24 July, 2020 — By John Gulliver
Edith Redstone, co-author of Growing Old Disgracefully, has died aged 101
THE word “disgraceful” has always appealed to me ever since a group of women got together and did exactly that: they decided it was time to behave “disgracefully”. That is how Growing Old Disgracefully entered our lives and we are all the better for it.
Sadly, one of the founders of what became a movement – and certainly not just a passing fashion – Edith Redstone has died just a month before her 102nd birthday.
Now there are organisations dedicated to the same cause all over the UK and other parts of the world who meet regularly with an annual get together.
She will be particularly remembered by members of the Belsize Park group of Growing Old Disgracefully.
Edith, a familiar figure in Hampstead, was born in New York to immigrant parents from Austria and Russia.
Typically for a woman with an open mind, she took up engineering at a college. Then she met an Englishman in 1942 and came to live first in Highgate, later Hampstead. With her creative mind it wasn’t long before she was working for a US information agency writing propaganda leaflets that were dropped over Germany.
She raised two children, Peter and Amanda, both of whom left home in their 20s to become farmers in the West Country – Peter remains a farmer while Amanda has just moved to Brighton where she works as a psychotherapist.
Edith’s life changed course at 70 when she met a group of women, all in their 60s and 70s, at a course in Yorkshire, and the result was the co-authored book Growing Old Disgracefully which has run into several editions.
She would never look at things negatively. Told over the years that she couldn’t sing, she joined a choir in Kentish Town, filled with a joy and a passion of released energy.
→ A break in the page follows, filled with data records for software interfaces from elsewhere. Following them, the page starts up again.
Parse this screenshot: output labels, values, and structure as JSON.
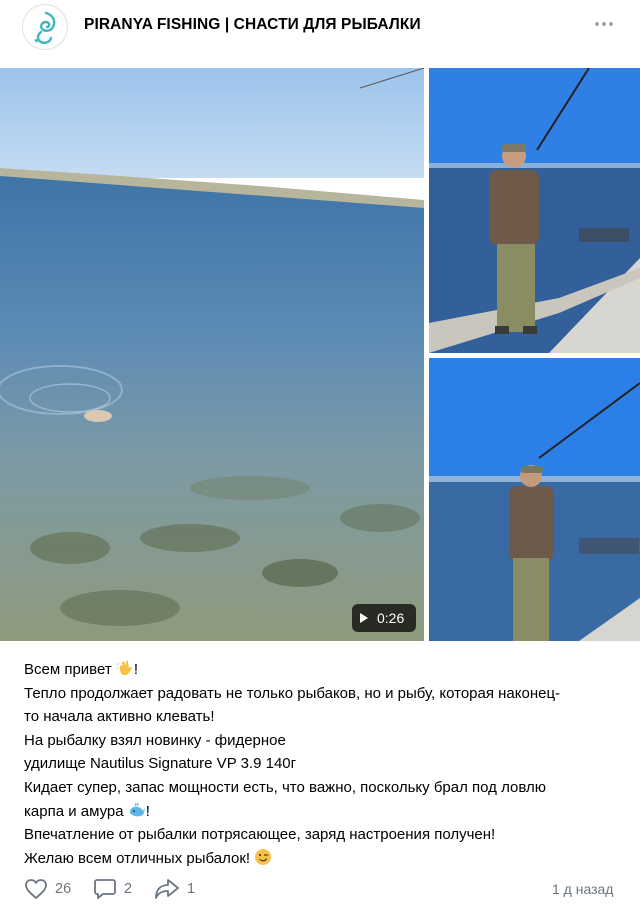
{
  "post": {
    "author": "PIRANYA FISHING | СНАСТИ ДЛЯ РЫБАЛКИ",
    "avatar_icon": "fish-logo-icon",
    "more_icon": "more-dots-icon"
  },
  "media": {
    "video_duration": "0:26",
    "play_icon": "play-icon"
  },
  "text": {
    "line1": "Всем привет",
    "line1_end": "!",
    "line2": "Тепло продолжает радовать не только рыбаков, но и рыбу, которая наконец-",
    "line3": "то начала активно клевать!",
    "line4": "На рыбалку взял новинку - фидерное",
    "line5": "удилище Nautilus Signature VP 3.9 140г",
    "line6": "Кидает супер, запас мощности есть, что важно, поскольку брал под ловлю",
    "line7": "карпа и амура",
    "line7_end": "!",
    "line8": "Впечатление от рыбалки потрясающее, заряд настроения получен!",
    "line9": "Желаю всем отличных рыбалок!"
  },
  "footer": {
    "likes": "26",
    "comments": "2",
    "shares": "1",
    "time": "1 д назад"
  },
  "colors": {
    "accent_blue": "#2a5885",
    "muted": "#6b7580"
  }
}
But more was to come in her 80s when she began to work for the women’s art gallery, Gillian Jason Gallery, based in Primrose Hill – she discovered a hidden love for art and would buy paintings at auctions for the gallery.
A singular woman and an anti-monarchist, she declined to receive a letter from the Queen when she was 100 while pleased to receive one from the former US Defence Secretary, Leon Panetta.
Gillian Jason, founder of a women’s art gallery in Primrose Hill
• GILLIAN JASON, who founded the unique women’s gallery in 1982 in Camden Town, died on Tuesday at 79. Her daughter Elli, who now runs the gallery off Prince Albert Road in Primrose Hill, said her mother studied at the Royal Ballet School as well as at an operatic school before setting up the gallery. Her funeral is due to take place next week.